(TASK ITEM) A word-for-word restatement of the whole listing is the expected answer.

(INPUT FOR THIS TASK)

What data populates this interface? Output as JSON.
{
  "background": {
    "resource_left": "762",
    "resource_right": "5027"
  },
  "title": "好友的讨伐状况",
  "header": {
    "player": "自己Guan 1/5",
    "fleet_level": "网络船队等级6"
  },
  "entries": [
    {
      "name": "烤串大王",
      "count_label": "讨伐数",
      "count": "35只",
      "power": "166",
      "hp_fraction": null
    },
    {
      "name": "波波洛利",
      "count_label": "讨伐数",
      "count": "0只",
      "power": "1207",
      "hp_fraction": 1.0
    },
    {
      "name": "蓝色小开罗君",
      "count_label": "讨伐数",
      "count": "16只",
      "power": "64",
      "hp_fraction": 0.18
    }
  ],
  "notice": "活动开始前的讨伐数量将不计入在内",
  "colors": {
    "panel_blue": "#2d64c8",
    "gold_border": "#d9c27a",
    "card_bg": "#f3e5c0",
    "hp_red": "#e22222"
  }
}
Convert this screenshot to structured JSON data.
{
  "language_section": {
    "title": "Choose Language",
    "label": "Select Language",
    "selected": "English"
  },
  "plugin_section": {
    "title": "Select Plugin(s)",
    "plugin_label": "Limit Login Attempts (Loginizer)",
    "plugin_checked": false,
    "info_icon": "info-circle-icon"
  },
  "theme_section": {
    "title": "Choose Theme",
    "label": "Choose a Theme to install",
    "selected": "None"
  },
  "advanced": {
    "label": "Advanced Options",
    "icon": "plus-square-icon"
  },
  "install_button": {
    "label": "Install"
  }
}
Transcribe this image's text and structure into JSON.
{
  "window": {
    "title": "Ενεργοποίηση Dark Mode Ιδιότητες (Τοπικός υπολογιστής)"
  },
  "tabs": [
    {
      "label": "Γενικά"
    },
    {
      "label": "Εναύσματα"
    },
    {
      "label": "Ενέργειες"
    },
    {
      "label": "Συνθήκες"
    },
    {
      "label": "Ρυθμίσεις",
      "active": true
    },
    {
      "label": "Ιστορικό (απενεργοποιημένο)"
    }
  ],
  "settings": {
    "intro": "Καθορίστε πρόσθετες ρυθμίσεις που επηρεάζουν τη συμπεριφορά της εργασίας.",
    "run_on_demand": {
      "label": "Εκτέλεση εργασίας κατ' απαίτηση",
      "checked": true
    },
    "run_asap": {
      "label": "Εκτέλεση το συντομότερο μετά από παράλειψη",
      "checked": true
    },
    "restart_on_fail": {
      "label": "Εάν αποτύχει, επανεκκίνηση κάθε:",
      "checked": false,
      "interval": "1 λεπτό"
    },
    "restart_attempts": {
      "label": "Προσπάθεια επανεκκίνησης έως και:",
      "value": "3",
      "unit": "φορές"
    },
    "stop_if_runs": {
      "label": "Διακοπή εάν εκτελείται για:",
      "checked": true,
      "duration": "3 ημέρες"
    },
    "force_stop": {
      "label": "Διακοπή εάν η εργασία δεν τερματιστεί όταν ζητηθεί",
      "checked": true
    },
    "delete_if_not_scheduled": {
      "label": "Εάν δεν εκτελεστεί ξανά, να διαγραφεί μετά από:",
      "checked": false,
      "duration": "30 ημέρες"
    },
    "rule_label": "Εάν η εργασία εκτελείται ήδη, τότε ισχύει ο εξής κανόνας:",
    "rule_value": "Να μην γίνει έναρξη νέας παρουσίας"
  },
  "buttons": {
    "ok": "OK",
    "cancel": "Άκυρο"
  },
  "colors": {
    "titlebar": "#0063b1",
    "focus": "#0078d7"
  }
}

(ANSWER TO THIS TASK)
What data populates this interface? Output as JSON.
{
  "background": {
    "resource_left": "762",
    "resource_right": "5027"
  },
  "title": "好友的讨伐状况",
  "header": {
    "player": "自己Guan 1/5",
    "fleet_level": "网络船队等级6"
  },
  "entries": [
    {
      "name": "烤串大王",
      "count_label": "讨伐数",
      "count": "35只",
      "power": "166",
      "hp_fraction": null
    },
    {
      "name": "波波洛利",
      "count_label": "讨伐数",
      "count": "0只",
      "power": "1207",
      "hp_fraction": 1.0
    },
    {
      "name": "蓝色小开罗君",
      "count_label": "讨伐数",
      "count": "16只",
      "power": "64",
      "hp_fraction": 0.18
    }
  ],
  "notice": "活动开始前的讨伐数量将不计入在内",
  "colors": {
    "panel_blue": "#2d64c8",
    "gold_border": "#d9c27a",
    "card_bg": "#f3e5c0",
    "hp_red": "#e22222"
  }
}
Convert this screenshot to structured JSON data.
{
  "language_section": {
    "title": "Choose Language",
    "label": "Select Language",
    "selected": "English"
  },
  "plugin_section": {
    "title": "Select Plugin(s)",
    "plugin_label": "Limit Login Attempts (Loginizer)",
    "plugin_checked": false,
    "info_icon": "info-circle-icon"
  },
  "theme_section": {
    "title": "Choose Theme",
    "label": "Choose a Theme to install",
    "selected": "None"
  },
  "advanced": {
    "label": "Advanced Options",
    "icon": "plus-square-icon"
  },
  "install_button": {
    "label": "Install"
  }
}
Transcribe this image's text and structure into JSON.
{
  "window": {
    "title": "Ενεργοποίηση Dark Mode Ιδιότητες (Τοπικός υπολογιστής)"
  },
  "tabs": [
    {
      "label": "Γενικά"
    },
    {
      "label": "Εναύσματα"
    },
    {
      "label": "Ενέργειες"
    },
    {
      "label": "Συνθήκες"
    },
    {
      "label": "Ρυθμίσεις",
      "active": true
    },
    {
      "label": "Ιστορικό (απενεργοποιημένο)"
    }
  ],
  "settings": {
    "intro": "Καθορίστε πρόσθετες ρυθμίσεις που επηρεάζουν τη συμπεριφορά της εργασίας.",
    "run_on_demand": {
      "label": "Εκτέλεση εργασίας κατ' απαίτηση",
      "checked": true
    },
    "run_asap": {
      "label": "Εκτέλεση το συντομότερο μετά από παράλειψη",
      "checked": true
    },
    "restart_on_fail": {
      "label": "Εάν αποτύχει, επανεκκίνηση κάθε:",
      "checked": false,
      "interval": "1 λεπτό"
    },
    "restart_attempts": {
      "label": "Προσπάθεια επανεκκίνησης έως και:",
      "value": "3",
      "unit": "φορές"
    },
    "stop_if_runs": {
      "label": "Διακοπή εάν εκτελείται για:",
      "checked": true,
      "duration": "3 ημέρες"
    },
    "force_stop": {
      "label": "Διακοπή εάν η εργασία δεν τερματιστεί όταν ζητηθεί",
      "checked": true
    },
    "delete_if_not_scheduled": {
      "label": "Εάν δεν εκτελεστεί ξανά, να διαγραφεί μετά από:",
      "checked": false,
      "duration": "30 ημέρες"
    },
    "rule_label": "Εάν η εργασία εκτελείται ήδη, τότε ισχύει ο εξής κανόνας:",
    "rule_value": "Να μην γίνει έναρξη νέας παρουσίας"
  },
  "buttons": {
    "ok": "OK",
    "cancel": "Άκυρο"
  },
  "colors": {
    "titlebar": "#0063b1",
    "focus": "#0078d7"
  }
}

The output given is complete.